◆ **Required action**: Set down the entries below once more, precisely as they stand.

◆ **Records**:
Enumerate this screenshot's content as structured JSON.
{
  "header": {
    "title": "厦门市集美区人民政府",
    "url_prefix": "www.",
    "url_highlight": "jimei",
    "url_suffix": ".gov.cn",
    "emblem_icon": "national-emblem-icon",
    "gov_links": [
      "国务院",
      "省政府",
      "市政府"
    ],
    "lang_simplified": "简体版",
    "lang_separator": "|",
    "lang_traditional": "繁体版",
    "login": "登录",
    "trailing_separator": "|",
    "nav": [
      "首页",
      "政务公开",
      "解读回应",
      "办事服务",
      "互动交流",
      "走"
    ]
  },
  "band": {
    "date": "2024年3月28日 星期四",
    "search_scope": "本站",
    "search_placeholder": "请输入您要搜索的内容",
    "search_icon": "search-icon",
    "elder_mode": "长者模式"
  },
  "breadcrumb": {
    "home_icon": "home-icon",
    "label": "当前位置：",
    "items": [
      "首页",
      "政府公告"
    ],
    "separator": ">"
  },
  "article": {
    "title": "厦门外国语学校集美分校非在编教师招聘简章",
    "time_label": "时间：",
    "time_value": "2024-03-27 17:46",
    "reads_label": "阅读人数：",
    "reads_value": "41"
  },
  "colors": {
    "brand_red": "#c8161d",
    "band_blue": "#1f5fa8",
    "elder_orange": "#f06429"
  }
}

◆ **Solution to the problem**:
Enumerate this screenshot's content as structured JSON.
{
  "header": {
    "title": "厦门市集美区人民政府",
    "url_prefix": "www.",
    "url_highlight": "jimei",
    "url_suffix": ".gov.cn",
    "emblem_icon": "national-emblem-icon",
    "gov_links": [
      "国务院",
      "省政府",
      "市政府"
    ],
    "lang_simplified": "简体版",
    "lang_separator": "|",
    "lang_traditional": "繁体版",
    "login": "登录",
    "trailing_separator": "|",
    "nav": [
      "首页",
      "政务公开",
      "解读回应",
      "办事服务",
      "互动交流",
      "走"
    ]
  },
  "band": {
    "date": "2024年3月28日 星期四",
    "search_scope": "本站",
    "search_placeholder": "请输入您要搜索的内容",
    "search_icon": "search-icon",
    "elder_mode": "长者模式"
  },
  "breadcrumb": {
    "home_icon": "home-icon",
    "label": "当前位置：",
    "items": [
      "首页",
      "政府公告"
    ],
    "separator": ">"
  },
  "article": {
    "title": "厦门外国语学校集美分校非在编教师招聘简章",
    "time_label": "时间：",
    "time_value": "2024-03-27 17:46",
    "reads_label": "阅读人数：",
    "reads_value": "41"
  },
  "colors": {
    "brand_red": "#c8161d",
    "band_blue": "#1f5fa8",
    "elder_orange": "#f06429"
  }
}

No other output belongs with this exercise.